The German Chamber Academy Neuss, under the direction of Frank Beerman in the first seven symphonies in the set and Johannes Goritzki in the final five, play with precision, faithfulness, and accuracy above all. As a result, they can seem to some degree reserved, restrained, despite the generally quick tempos they adopt throughout. I have to admit there is a sameness about all of the music that makes listening to more than a couple of symphonies at a time a tad fatiguing.
CPO's sound, recorded in 2004 but only just released in late 2009, is warm and smooth to the point of appearing too refined. Although I would have preferred a little more sparkle at the high end and a little more bass at the low end, the sonics nicely complement the somewhat sedate and scholarly performances. Orchestral depth and instrumental transparency are modest, whilst left-to-right imaging is excellent.
The set also includes extensive booklet notes in English, French, and German to keep you busy should your mind wander.
William (Bill) Heck, Contributing Reviewer

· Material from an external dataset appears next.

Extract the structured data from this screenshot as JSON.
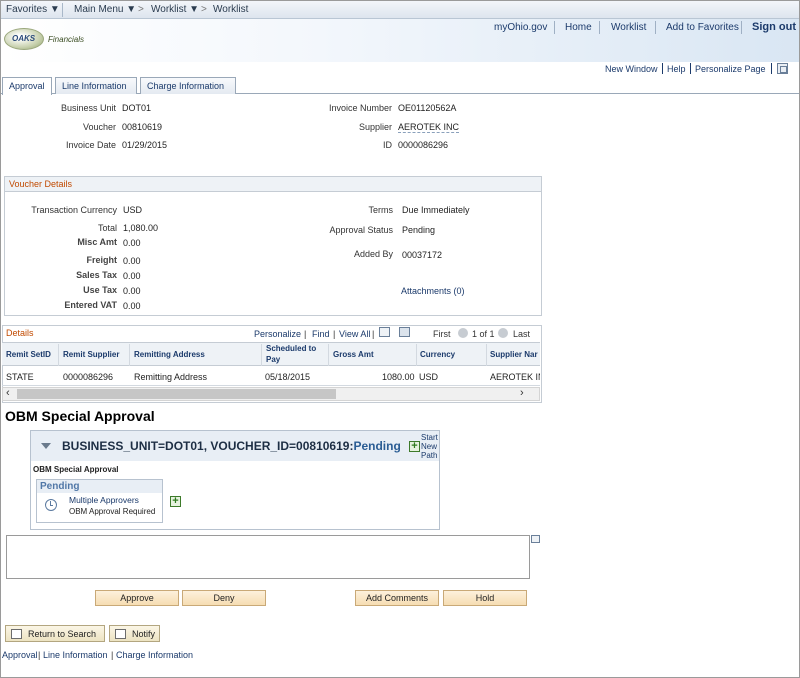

Among my early childhood memories are those of listening to my mother playing records (some even 78 rpm ones!) of both classical music and jazz tunes. I suppose that her love of music was transmitted genetically, and my interest was sustained by years of playing in rock bands – until I realized that this was no way to make a living. The interest in classical music was rekindled in grad school when the university FM station serving as background music for studying happened to play the Brahms First Symphony. As the work came to an end, it struck me forcibly that this was the most beautiful thing I had ever heard, and from that point on, I never looked back. This revelation was to the detriment of my studies, as I subsequently spent way too much time simply listening, but music has remained a significant part of my life. These days, although I still can tell a trumpet from a bassoon and a quarter note from a treble clef, I have to admit that I remain a nonexpert. But I do love music in general and classical music in particular, and I enjoy sharing both information and opinions about it.
The audiophile bug bit about the same time that I returned to that classical music. I’ve gone through plenty of equipment, brands from Audio Research to Yamaha, and the best of it has opened new audio insights. Along the way, I reviewed components, and occasionally recordings, for The $ensible Sound magazine. Recently I’ve rebuilt--I prefer to say reinvigorated--my audio system, with a Sangean FM HD tuner and (for the moment) an ancient Toshiba multi-format disk player serving as a transport, both feeding a NAD C 658 streaming preamp/DAC, which in turn connects to a Legacy Powerbloc2 amplifier driving my trusty Waveform Mach Solo speakers, supplemented by a Hsu Research ULS 15 Mk II subwoofer.